● Excerpts from a dataset:
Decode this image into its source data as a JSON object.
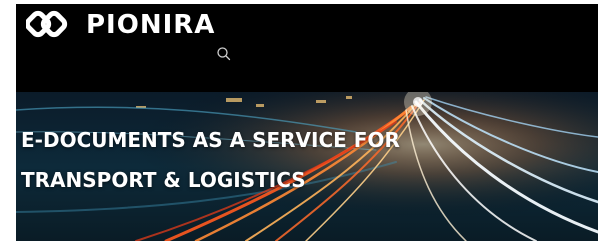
{
  "header": {
    "brand_name": "PIONIRA",
    "logo_icon": "infinity-knot-logo-icon",
    "search_icon": "search-icon"
  },
  "hero": {
    "title_line_1": "E-DOCUMENTS AS A SERVICE FOR",
    "title_line_2": "TRANSPORT & LOGISTICS",
    "background": "night-highway-light-trails"
  },
  "colors": {
    "header_bg": "#000000",
    "text": "#ffffff",
    "light_trail_warm": "#ff7a2a",
    "light_trail_cool": "#bfe6ff"
  }
}
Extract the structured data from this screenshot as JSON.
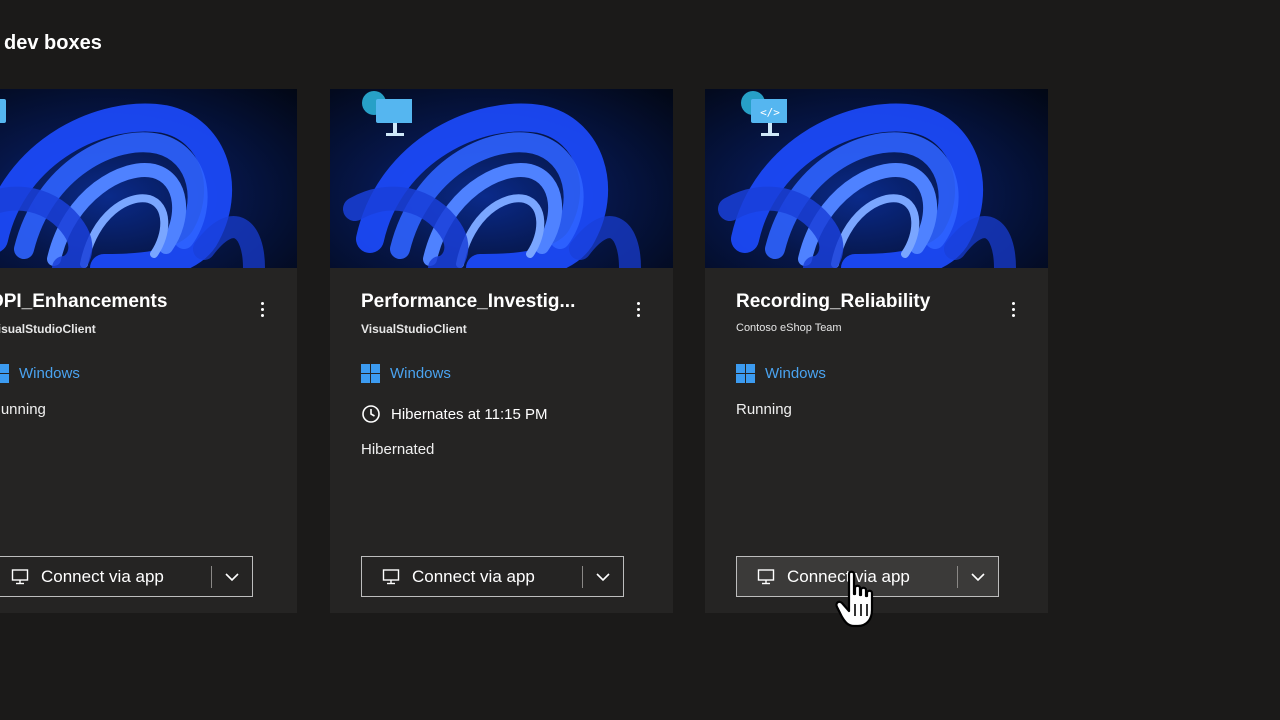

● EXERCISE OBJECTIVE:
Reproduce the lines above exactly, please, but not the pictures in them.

● EXERCISE ANSWER:
Decode this image into its source data as a JSON object.
{
  "header": {
    "brand_name": "PIONIRA",
    "logo_icon": "infinity-knot-logo-icon",
    "search_icon": "search-icon"
  },
  "hero": {
    "title_line_1": "E-DOCUMENTS AS A SERVICE FOR",
    "title_line_2": "TRANSPORT & LOGISTICS",
    "background": "night-highway-light-trails"
  },
  "colors": {
    "header_bg": "#000000",
    "text": "#ffffff",
    "light_trail_warm": "#ff7a2a",
    "light_trail_cool": "#bfe6ff"
  }
}
Extract the structured data from this screenshot as JSON.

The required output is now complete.